6. Submit Button

According to studies, tweaking and changing your submit button might also be a good idea, because, apparently ‘pages with a submit button have lower conversion rates than pages that used a substitute/alternative word.  The difference between the two was 4% - with buttons that used alternate words getting as much as 17% more conversion rates, as compared to the 14.5% conversion for buttons with submit.

In addition, make your submit button stand out, but using a different color scheme, or perhaps a different shade or contrast of the color. Make it more prominent by making it large in size. Most landing pages use this tactic to great effect, as often times, the largest single thing on the page is a ‘Buy,’ ‘Download,’ ‘Products and Pricing,’ ‘Get Started’ button or a similar one.

7. Social Integration

Social integration remains an important aspect of blogs and websites around the world – and your landing page is no exception.

If you allow people to be able to easily share your page on the likes of Facebook, Twitter and Google+, you can get a lot of exposure and expand the reach of your page to many different circles and potential customers who might be interested in what you have on offer.

If your offer is good enough, people will want to share it with others people in their networks. Why not make this process as easy as possible, by adding a Share/Like on Facebook, Tweet on Twitter and +1 on Google Plus icon on your page. Depending on the platform that you’re using, this can be as simple as adding the necessary widget, placing them wherever you want to, and that’s it.

In addition, offer your visitors with an incentive to Like, RT or +1 your page. For instance anyone who Likes your page stands to receive a 10% discount on all your products and service, or anyone who Tweets your offer and your page on their Twitter is eligible to a free bonus download with $30!

8. CTA

A lot has already been said about the CTA – it should be clear, it should be valuable-enough, and it should be simple and straightforward. In addition, there should always be a single CTA on your blog. You want your visitors to take one, single, clear action, instead of confusing them with multiple different ones.

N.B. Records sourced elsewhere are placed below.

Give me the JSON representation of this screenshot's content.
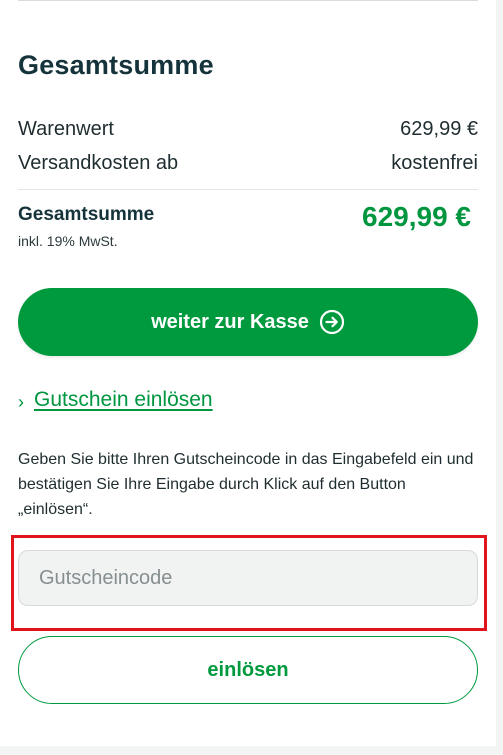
{
  "summary": {
    "heading": "Gesamtsumme",
    "rows": [
      {
        "label": "Warenwert",
        "value": "629,99 €"
      },
      {
        "label": "Versandkosten ab",
        "value": "kostenfrei"
      }
    ],
    "total_label": "Gesamtsumme",
    "total_value": "629,99 €",
    "vat_note": "inkl. 19% MwSt."
  },
  "checkout": {
    "label": "weiter zur Kasse",
    "icon": "arrow-right-circle-icon"
  },
  "voucher": {
    "toggle_label": "Gutschein einlösen",
    "toggle_icon": "chevron-right-icon",
    "instructions": "Geben Sie bitte Ihren Gutscheincode in das Eingabefeld ein und bestätigen Sie Ihre Eingabe durch Klick auf den Button „einlösen“.",
    "input_value": "",
    "input_placeholder": "Gutscheincode",
    "redeem_label": "einlösen"
  },
  "colors": {
    "brand_green": "#009a3e",
    "highlight_red": "#e0141b",
    "heading_text": "#15333a"
  }
}
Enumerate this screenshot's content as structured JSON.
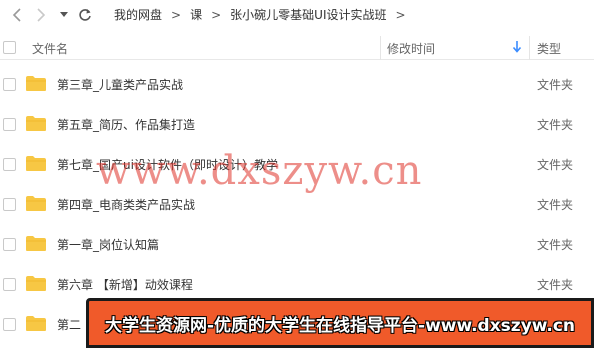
{
  "toolbar": {
    "back_icon": "chevron-left-icon",
    "forward_icon": "chevron-right-icon",
    "dropdown_icon": "caret-down-icon",
    "refresh_icon": "refresh-icon",
    "breadcrumb": [
      "我的网盘",
      "课",
      "张小碗儿零基础UI设计实战班"
    ],
    "separator": ">"
  },
  "header": {
    "name": "文件名",
    "date": "修改时间",
    "type": "类型",
    "sort_icon": "arrow-down-icon",
    "sort_color": "#3b8cff"
  },
  "files": [
    {
      "name": "第三章_儿童类产品实战",
      "type": "文件夹"
    },
    {
      "name": "第五章_简历、作品集打造",
      "type": "文件夹"
    },
    {
      "name": "第七章_国产ui设计软件（即时设计）教学",
      "type": "文件夹"
    },
    {
      "name": "第四章_电商类类产品实战",
      "type": "文件夹"
    },
    {
      "name": "第一章_岗位认知篇",
      "type": "文件夹"
    },
    {
      "name": "第六章 【新增】动效课程",
      "type": "文件夹"
    },
    {
      "name": "第二",
      "type": ""
    }
  ],
  "folder_color": "#f7c744",
  "watermark": "www.dxszyw.cn",
  "banner": {
    "text": "大学生资源网-优质的大学生在线指导平台-www.dxszyw.cn",
    "color": "#f05a2a"
  }
}
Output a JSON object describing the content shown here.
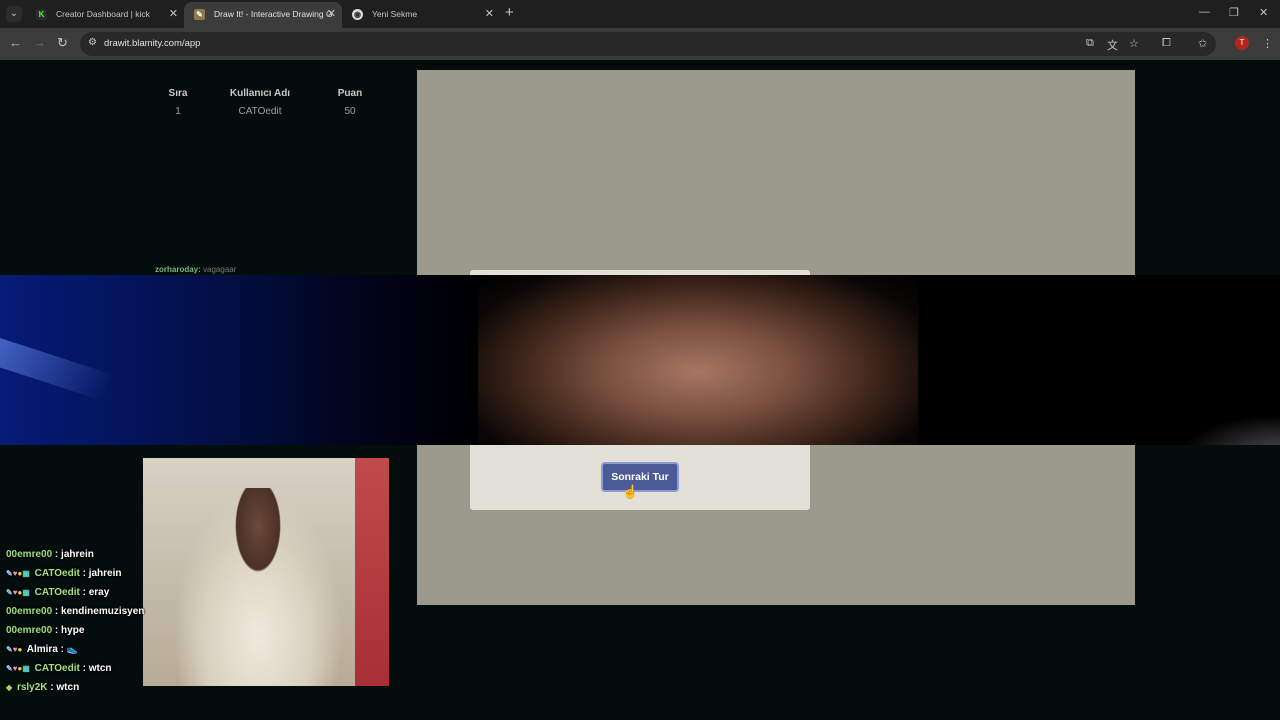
{
  "browser": {
    "tabs": [
      {
        "title": "Creator Dashboard | kick",
        "favicon": "kick-icon",
        "active": false
      },
      {
        "title": "Draw It! - Interactive Drawing G",
        "favicon": "drawit-icon",
        "active": true
      },
      {
        "title": "Yeni Sekme",
        "favicon": "chrome-icon",
        "active": false
      }
    ],
    "url": "drawit.blamity.com/app",
    "profile_initial": "T"
  },
  "scoreboard": {
    "headers": {
      "rank": "Sıra",
      "username": "Kullanıcı Adı",
      "score": "Puan"
    },
    "rows": [
      {
        "rank": "1",
        "username": "CATOedit",
        "score": "50"
      }
    ]
  },
  "overlay_chat_top": {
    "user": "zorharoday:",
    "text": "vagagaar"
  },
  "dialog": {
    "next_round_label": "Sonraki Tur"
  },
  "chat": [
    {
      "user": "00emre00",
      "sep": " : ",
      "text": "jahrein",
      "badges": false
    },
    {
      "user": "CATOedit",
      "sep": " : ",
      "text": "jahrein",
      "badges": true
    },
    {
      "user": "CATOedit",
      "sep": " : ",
      "text": "eray",
      "badges": true
    },
    {
      "user": "00emre00",
      "sep": " : ",
      "text": "kendinemuzisyen",
      "badges": false
    },
    {
      "user": "00emre00",
      "sep": " : ",
      "text": "hype",
      "badges": false
    },
    {
      "user": "Almira",
      "sep": " : ",
      "text": "",
      "badges": true
    },
    {
      "user": "CATOedit",
      "sep": " : ",
      "text": "wtcn",
      "badges": true
    },
    {
      "user": "rsly2K",
      "sep": " : ",
      "text": "wtcn",
      "badges": false
    }
  ]
}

Every good landing page always has one, single CTA. The example of Dropbox.com comes up once again; they have a big, blue button which makes it crystal clear to the visitor what he needs to do, once he lands on their page.

1 comment:

  1. From my experience, it's very important to take your time and learn how to make the best
    landing page design because it's really worthwhile in the end. It's the first and sometimes only thing your customer will see.